DATASET RECORDS =

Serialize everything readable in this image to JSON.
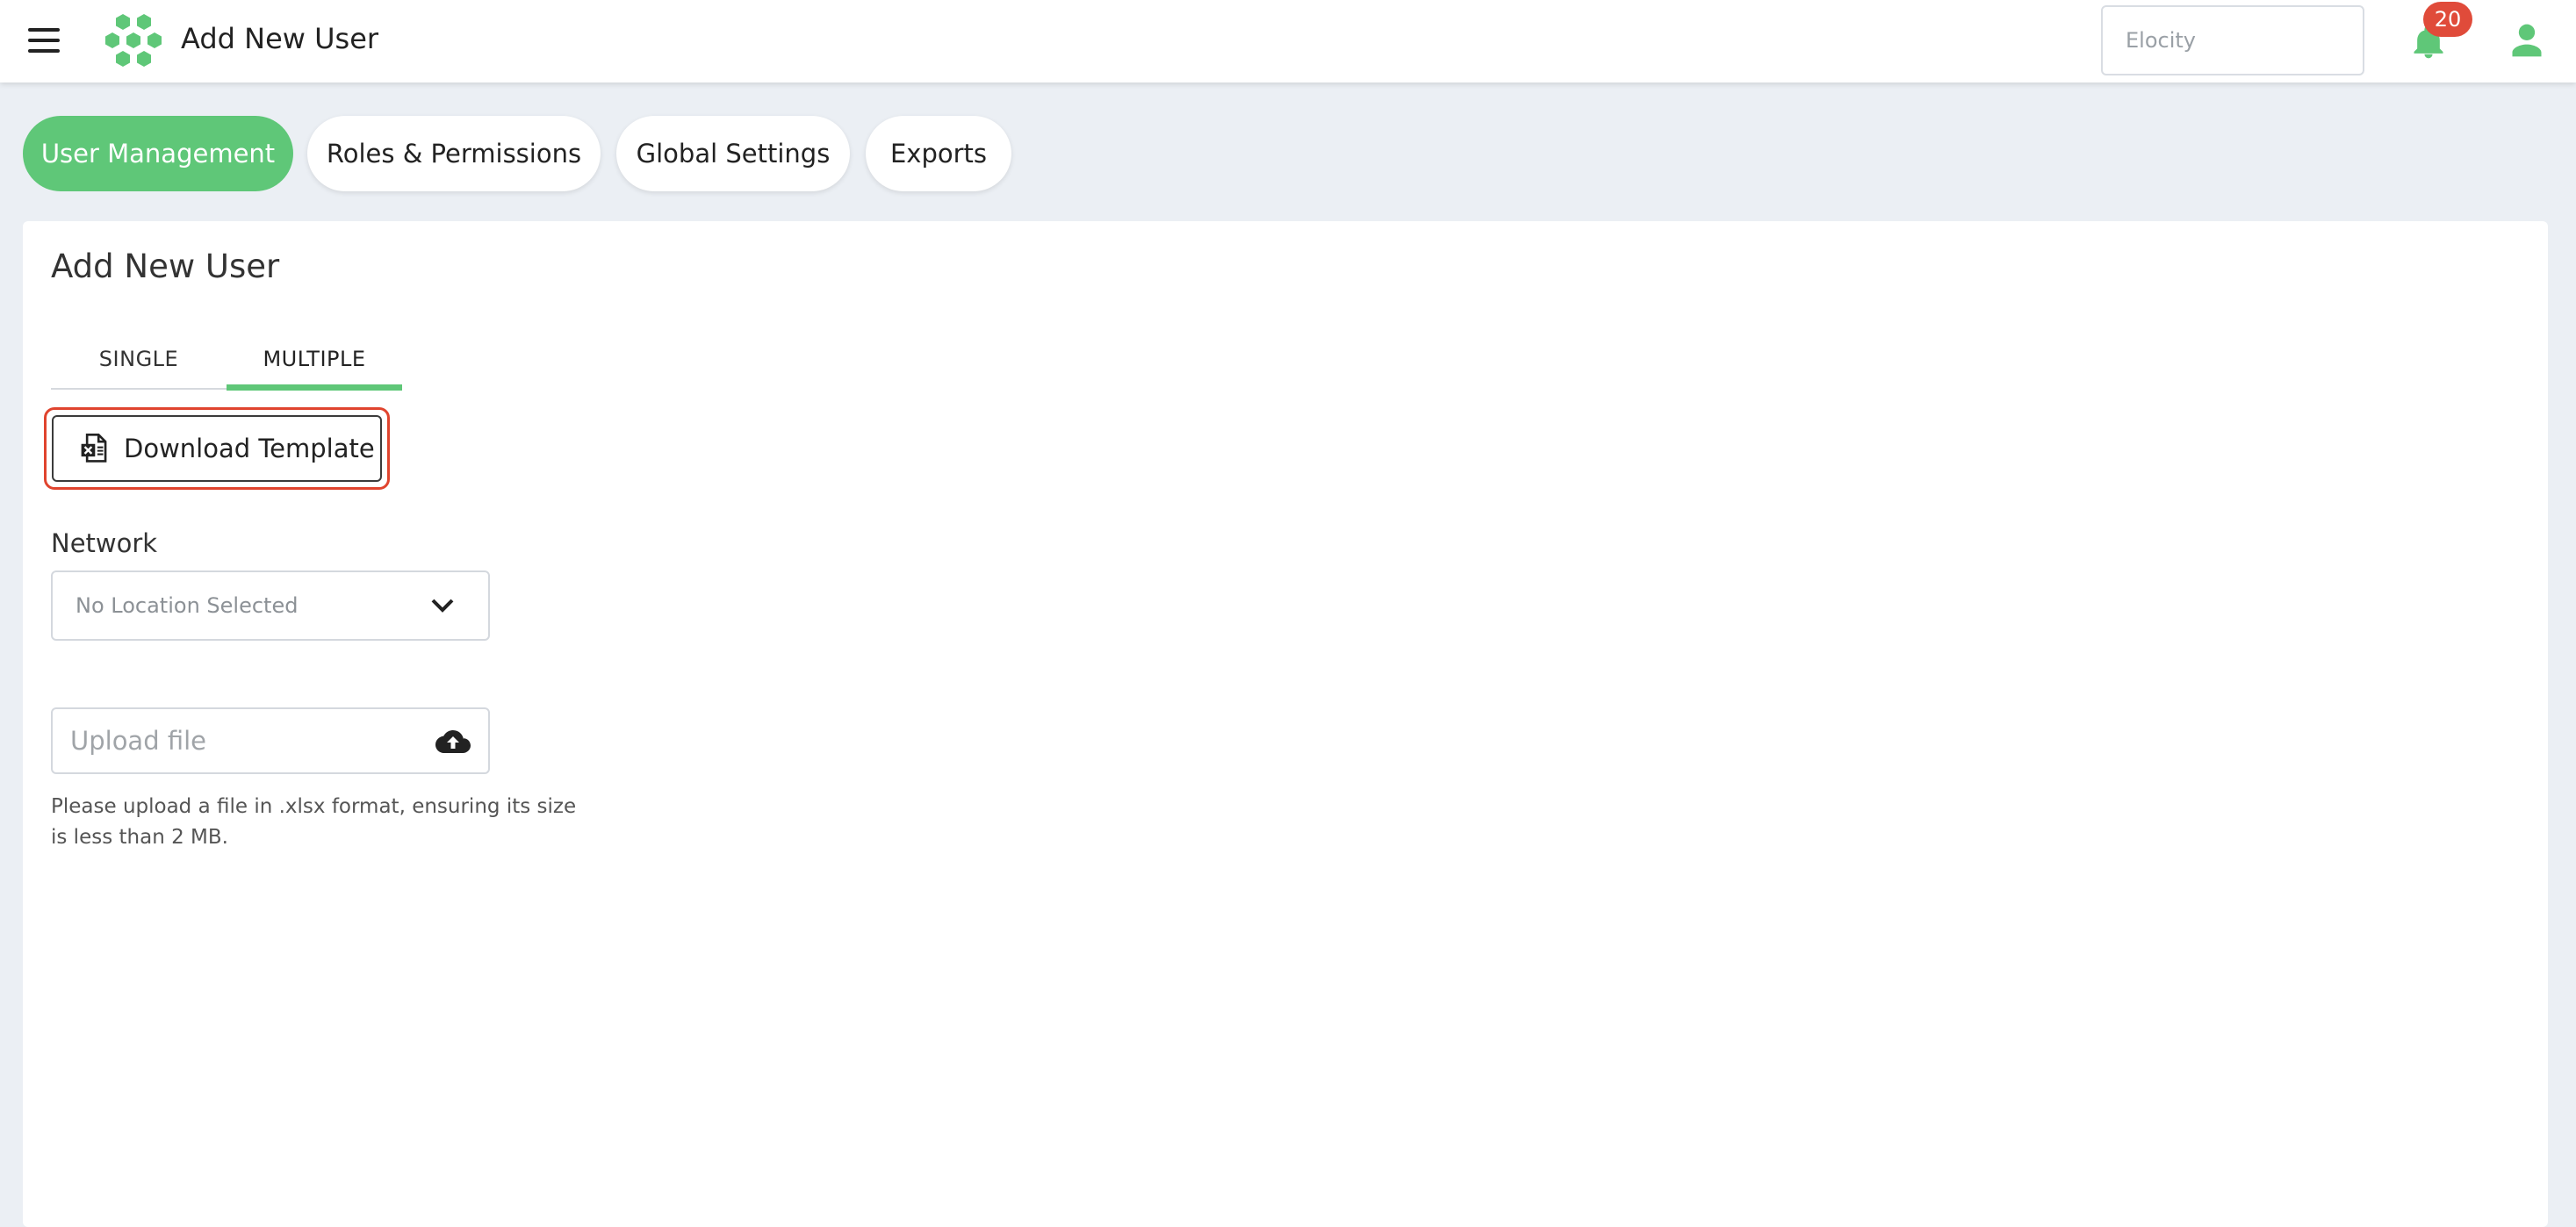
{
  "header": {
    "title": "Add New User",
    "tenant_placeholder": "Elocity",
    "notification_count": "20"
  },
  "nav": {
    "pills": [
      {
        "label": "User Management",
        "active": true
      },
      {
        "label": "Roles & Permissions",
        "active": false
      },
      {
        "label": "Global Settings",
        "active": false
      },
      {
        "label": "Exports",
        "active": false
      }
    ]
  },
  "form": {
    "title": "Add New User",
    "tabs": [
      {
        "label": "SINGLE",
        "active": false
      },
      {
        "label": "MULTIPLE",
        "active": true
      }
    ],
    "download_label": "Download Template",
    "network_label": "Network",
    "network_value": "No Location Selected",
    "upload_placeholder": "Upload file",
    "hint": "Please upload a file in .xlsx format, ensuring its size is less than 2 MB."
  },
  "colors": {
    "accent": "#5fc778",
    "badge": "#e04b3a",
    "highlight": "#e0442e",
    "background": "#ebeff4"
  },
  "icons": [
    "menu-icon",
    "hexagon-logo-icon",
    "bell-icon",
    "user-icon",
    "excel-file-icon",
    "chevron-down-icon",
    "cloud-upload-icon"
  ]
}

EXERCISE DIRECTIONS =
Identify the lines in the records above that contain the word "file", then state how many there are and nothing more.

RESULT BELOW =
3